evanbartlett
Male, 30-39, Western US
 555 Posts
Friday, September 30, 2011 6:35:52 PM
SImmerdown:
Insects produce quinones for tanning their cuticle. Quinones make them distasteful, so the insects evolve to produce more of them and to produce other defensive chemicals.
The insects evolve depressions for storing quinones and muscles for ejecting them onto their surface when threatened with being eaten. The depression becomes a reservoir with secretory glands. This configuration exists in many beetles, including close relatives of bombardier beetles.
Hydrogen peroxide becomes mixed with the quinones. Catalases and peroxidases appear along the output passage of the reservoir, ensuring that more quinones appear in the exuded product.
More catalases and peroxidases are produced, generating oxygen and producing a foamy discharge, as in the bombardier beetle Metrius contractus.
As the output passage becomes a hardened reaction chamber, still more catalases and peroxidases are produced, gradually becoming today's bombardier beetles.

Fatninja01
Male, 18-29, Australia
 24108 Posts
Friday, September 30, 2011 6:03:34 PM
wow... and this is nature. I want that power! :)

ukulelemike
Male, 40-49, Western US
 129 Posts
Friday, September 30, 2011 5:40:23 PM
@simmerdown: An excellent example of irreducible complexity, indeed. And I believe there is a third chamber which inhibits the two chemicals from reacting together until clear of the beetle's backside, so that's three chambers, three chemicals, which, if evolved, would have kept blowing the poor li'l fellers up for millions of years until one got it right. Somehow I don't see that it would be possible, since no one would be alive to breed.
I may be incorrect about the third chamber, but no time right now to check on it.

Page: 1 2 Next > 

You Must be Signed in to Add a Comment

If you've already got an I-Am-Bored.com account,
click here to sign in.

If you don't have an account yet,
Click Here to Create a Free Account
 

Back to Listing ^top
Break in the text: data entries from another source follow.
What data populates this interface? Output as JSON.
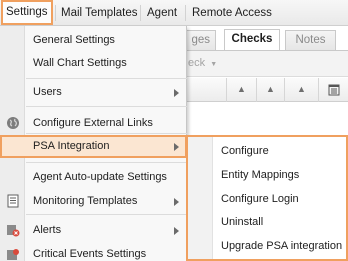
{
  "menubar": {
    "items": [
      "Settings",
      "Mail Templates",
      "Agent",
      "Remote Access"
    ]
  },
  "tabs": [
    "ges",
    "Checks",
    "Notes"
  ],
  "toolbar": {
    "dropdown_text": "eck"
  },
  "dropdown": {
    "items": [
      "General Settings",
      "Wall Chart Settings",
      "Users",
      "Configure External Links",
      "PSA Integration",
      "Agent Auto-update Settings",
      "Monitoring Templates",
      "Alerts",
      "Critical Events Settings"
    ]
  },
  "submenu": {
    "items": [
      "Configure",
      "Entity Mappings",
      "Configure Login",
      "Uninstall",
      "Upgrade PSA integration"
    ]
  },
  "colors": {
    "accent": "#f0a05f",
    "highlight_bg": "#fbe6d2"
  }
}
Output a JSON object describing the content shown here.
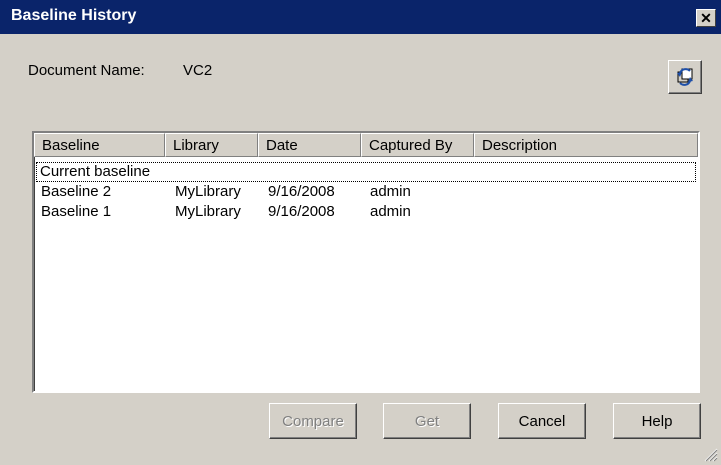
{
  "window": {
    "title": "Baseline History",
    "close_glyph": "✕"
  },
  "document": {
    "label": "Document Name:",
    "value": "VC2"
  },
  "toolbar": {
    "refresh_icon": "refresh-icon"
  },
  "list": {
    "columns": [
      "Baseline",
      "Library",
      "Date",
      "Captured By",
      "Description"
    ],
    "rows": [
      {
        "baseline": "Current baseline",
        "library": "",
        "date": "",
        "captured_by": "",
        "description": ""
      },
      {
        "baseline": "Baseline 2",
        "library": "MyLibrary",
        "date": "9/16/2008",
        "captured_by": "admin",
        "description": ""
      },
      {
        "baseline": "Baseline 1",
        "library": "MyLibrary",
        "date": "9/16/2008",
        "captured_by": "admin",
        "description": ""
      }
    ]
  },
  "buttons": {
    "compare": "Compare",
    "get": "Get",
    "cancel": "Cancel",
    "help": "Help"
  },
  "colors": {
    "titlebar": "#0a246a",
    "face": "#d4d0c8",
    "disabled_text": "#808080"
  }
}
Bored | Suggest a Link | Advertise | Contact I Am Bored | About I Am Bored | Link to I Am Bored | Live Submission | Privacy | TOS | Ad Choices | Copyright Policy |
© 2014 Demand Media, Inc. All rights reserved.